Celebrating the mortals remains of an 89-year-old Norwegian named Bredo Morstoel, whose body became stranded here in 1993, is already a big local economic engine. Upward of 20,000 people came this year over a three-day weekend in early March to mark its 10th year and its packed agenda -- the coffin races, the parade of hearses, the crowning of an Ice Queen and the not-to-be missed frozen salmon toss.
The story goes on to tell of how Mr. Morstoel's body was at one point under the control of a cryogenics company in the area that was keeping him on ice - so to speak - until the time came when scientific technology advanced to the point when he could be thawed, brought back to life and (hopefully) full health. When local government outlawed the practice of storing frozen bodies in this way, Mr. Morstoel began a new career. The rest is history.
With the rights to the "Frozen Dead Guy" brand currently up for sale, I personally can't think of a finer way to invest Sierra Madre's CRA funds than to snap it up. I mean, 20,000 people showed up in Nederland this year! That is a lot more than Frosty the Snowman ever brought to our sparsely populated shopping district.
The other example of marketing wizardry comes from Yahoo News. It details the ability of one small village in France to attract thousands to its streets through the use of its signature natural phenomenon. Which, coincidentally enough, involves a mountain.
French village seen at threat from Apocalypse sects - The tiny hamlet of Bugarach has drawn scrutiny from a government sect watchdog over droves of visitors who believe it is the only place in the world that will survive a 2012 Apocalypse.
A report by the watchdog, Milviludes, published on Wednesday, said the picturesque village near Carcassonne should be monitored in the run-up to December 21, 2012, when many believe the world will end according to ancient Mayan prophecy.

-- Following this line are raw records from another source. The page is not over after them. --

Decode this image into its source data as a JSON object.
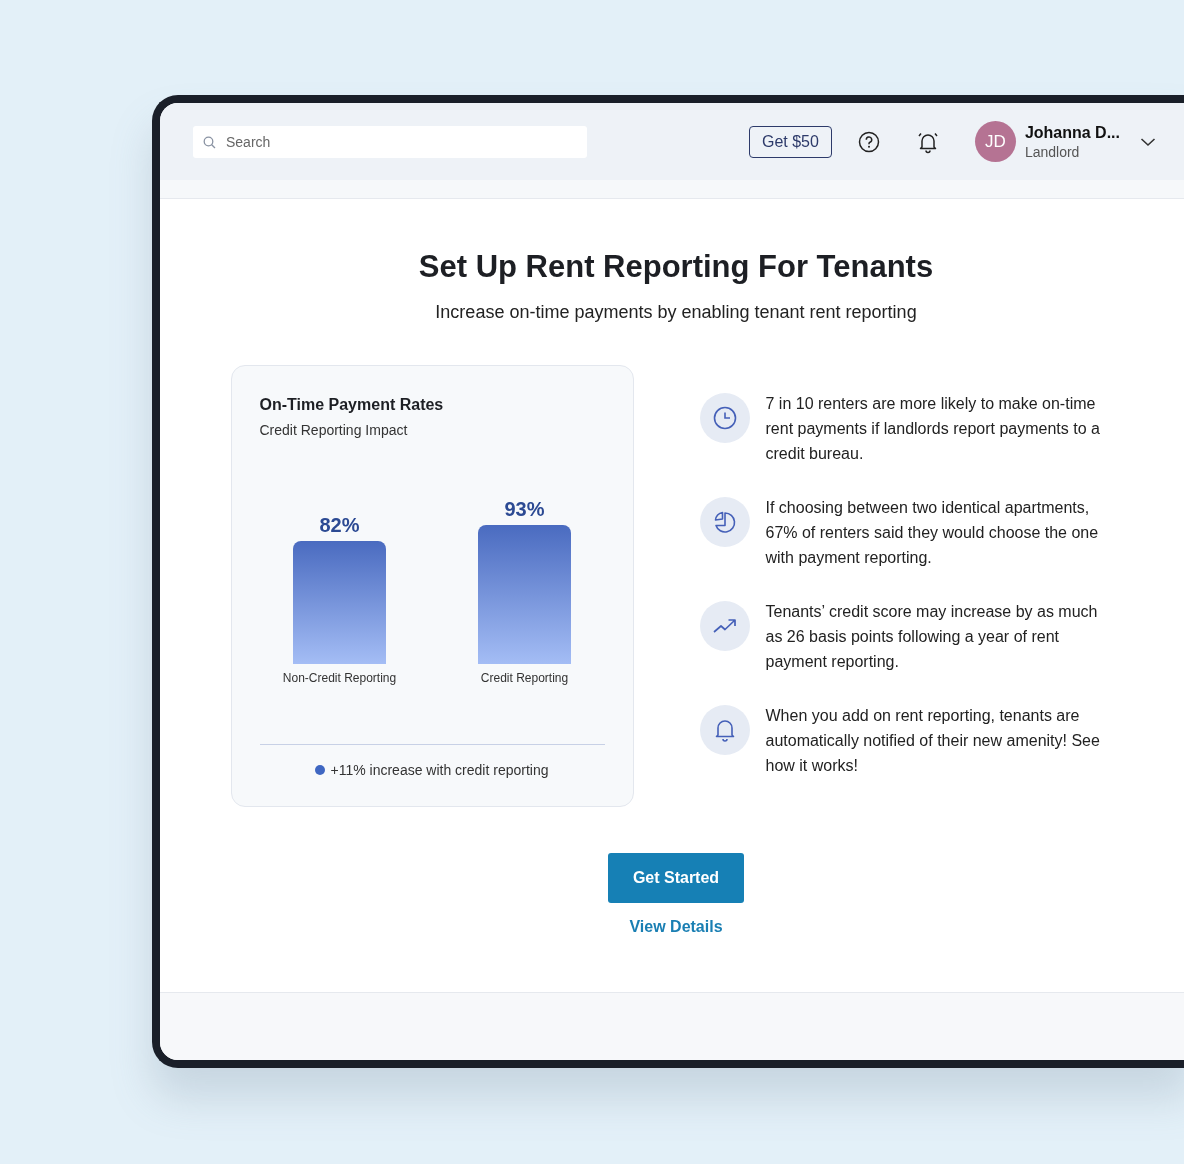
{
  "header": {
    "search": {
      "placeholder": "Search"
    },
    "promo_button": "Get $50",
    "user": {
      "initials": "JD",
      "name": "Johanna D...",
      "role": "Landlord"
    }
  },
  "main": {
    "title": "Set Up Rent Reporting For Tenants",
    "subtitle": "Increase on-time payments by enabling tenant rent reporting",
    "chart_card": {
      "title": "On-Time Payment Rates",
      "subtitle": "Credit Reporting Impact",
      "chart_data": {
        "type": "bar",
        "categories": [
          "Non-Credit Reporting",
          "Credit Reporting"
        ],
        "values": [
          82,
          93
        ],
        "data_labels": true,
        "value_labels": [
          "82%",
          "93%"
        ]
      },
      "legend": {
        "text": "+11% increase with credit reporting",
        "color": "#3f67c2"
      }
    },
    "facts": [
      {
        "kind": "clock",
        "text": "7 in 10 renters are more likely to make on-time rent payments if landlords report payments to a credit bureau."
      },
      {
        "kind": "pie",
        "text": "If choosing between two identical apartments, 67% of renters said they would choose the one with payment reporting."
      },
      {
        "kind": "trend",
        "text": "Tenants’ credit score may increase by as much as 26 basis points following a year of rent payment reporting."
      },
      {
        "kind": "bell",
        "text": "When you add on rent reporting, tenants are automatically notified of their new amenity! See how it works!"
      }
    ],
    "primary_button": "Get Started",
    "secondary_link": "View Details"
  }
}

Surrounded in legend for centuries, Bugarach and its rocky outcrop, the Pic de Bugarach, have attracted an influx of New Age visitors in recent months, pushing up property prices but also raising the threat of financial scams and psychological manipulation, Miviludes said in its report.
And what is it about the Pic de Bugarach that has so many in such an apocalyptic tizzy?

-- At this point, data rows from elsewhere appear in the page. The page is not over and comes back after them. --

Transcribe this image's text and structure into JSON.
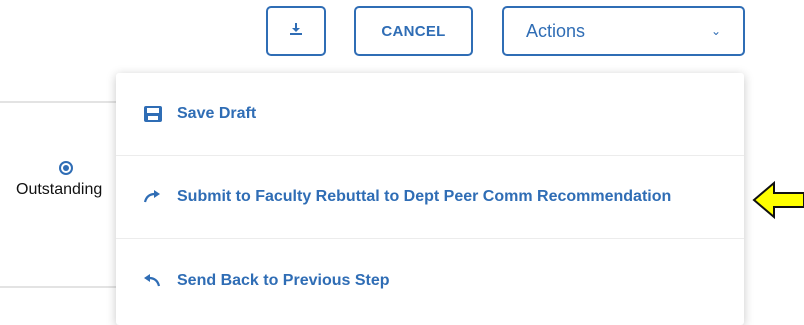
{
  "toolbar": {
    "download_icon": "download-icon",
    "cancel_label": "CANCEL",
    "actions_label": "Actions",
    "actions_chevron": "⌄"
  },
  "form": {
    "radio_label": "Outstanding"
  },
  "menu": {
    "items": [
      {
        "label": "Save Draft",
        "icon": "save-icon"
      },
      {
        "label": "Submit to Faculty Rebuttal to Dept Peer Comm Recommendation",
        "icon": "forward-arrow-icon"
      },
      {
        "label": "Send Back to Previous Step",
        "icon": "back-arrow-icon"
      }
    ]
  },
  "colors": {
    "accent": "#2f6db5",
    "highlight_arrow_fill": "#ffff00"
  }
}
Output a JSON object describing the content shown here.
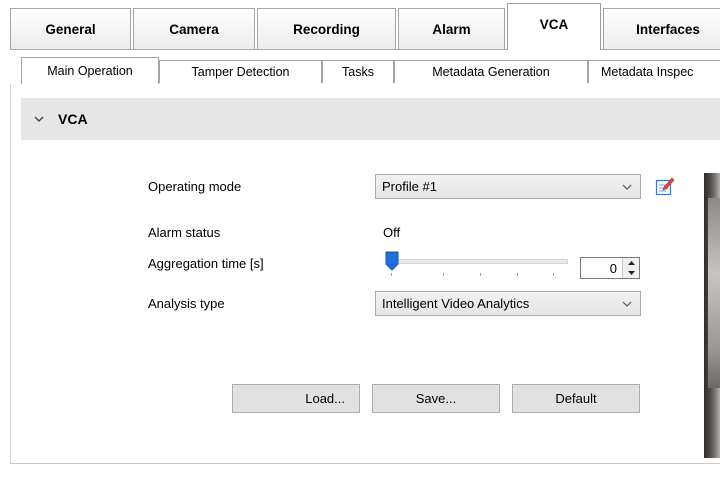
{
  "main_tabs": [
    {
      "label": "General",
      "active": false
    },
    {
      "label": "Camera",
      "active": false
    },
    {
      "label": "Recording",
      "active": false
    },
    {
      "label": "Alarm",
      "active": false
    },
    {
      "label": "VCA",
      "active": true
    },
    {
      "label": "Interfaces",
      "active": false
    }
  ],
  "sub_tabs": [
    {
      "label": "Main Operation",
      "active": true
    },
    {
      "label": "Tamper Detection",
      "active": false
    },
    {
      "label": "Tasks",
      "active": false
    },
    {
      "label": "Metadata Generation",
      "active": false
    },
    {
      "label": "Metadata Inspec",
      "active": false
    }
  ],
  "section": {
    "title": "VCA",
    "expanded": true,
    "icon": "chevron-down-icon"
  },
  "form": {
    "operating_mode": {
      "label": "Operating mode",
      "value": "Profile #1",
      "icon": "edit-profile-icon"
    },
    "alarm_status": {
      "label": "Alarm status",
      "value": "Off"
    },
    "aggregation_time": {
      "label": "Aggregation time [s]",
      "value": "0",
      "slider_fraction": 0
    },
    "analysis_type": {
      "label": "Analysis type",
      "value": "Intelligent Video Analytics"
    }
  },
  "buttons": {
    "load": "Load...",
    "save": "Save...",
    "default": "Default"
  },
  "colors": {
    "section_header_bg": "#e6e6e6",
    "slider_thumb": "#1e6fd9",
    "button_bg": "#e1e1e1"
  }
}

Bugarach, with a population of just 200, has long been considered magical, partly due to what locals claim is an "upside-down mountain" where the top layers of rock are older than the lower ones.
The internet is awash with myths about the place -- that the mountain is surrounded by a magnetic force, that it is the site of a concealed alien base, or even that it contains an underground access to another world. And now many have seized on it as the ultimate refuge with Doomsday rapidly approaching.
Doesn't Sierra Madre have it's own "magic mountain?" I mean, somebody named the town after it, right? There must have been a good reason for that. The "rise in property values" thing alone should get our many fine Realty firms interested in promoting Sierra Madre as a possible refuge from next year's exciting events.
On further reflection, however, I am not completely certain that attempting to recreate the successes of other places here is the way we'd want to go. I mean, I personally find both of these occurrences fascinating, but are they really for us? Could they be marketed here as successfully as they are in the places they come from? Possibly not.
Next Saturday, and exclusively on the Sierra Madre Tattler, we will reveal what we believe would be a uniquely Sierra Madre event. One approaching the caliber of the two described above. It involves a sadly disused asset of international importance, one that intimately, and most uniquely, involves our little town alone.
Until then, I wish you the best of all possible weekends.
UUT Rate Hike Update (9:00 AM) - Something we discussed earlier this week on The Tattler (June 21), Bill Coburn is now claiming on his site that the City Council will "likely" raise the UUT rate to 12% at Tuesday evening's meeting. Bill says they are using the UUT Oversight Committee's 3 to 2 vote recommendation as the rationale for doing so. This despite assurances from Buchanan that it would not happen.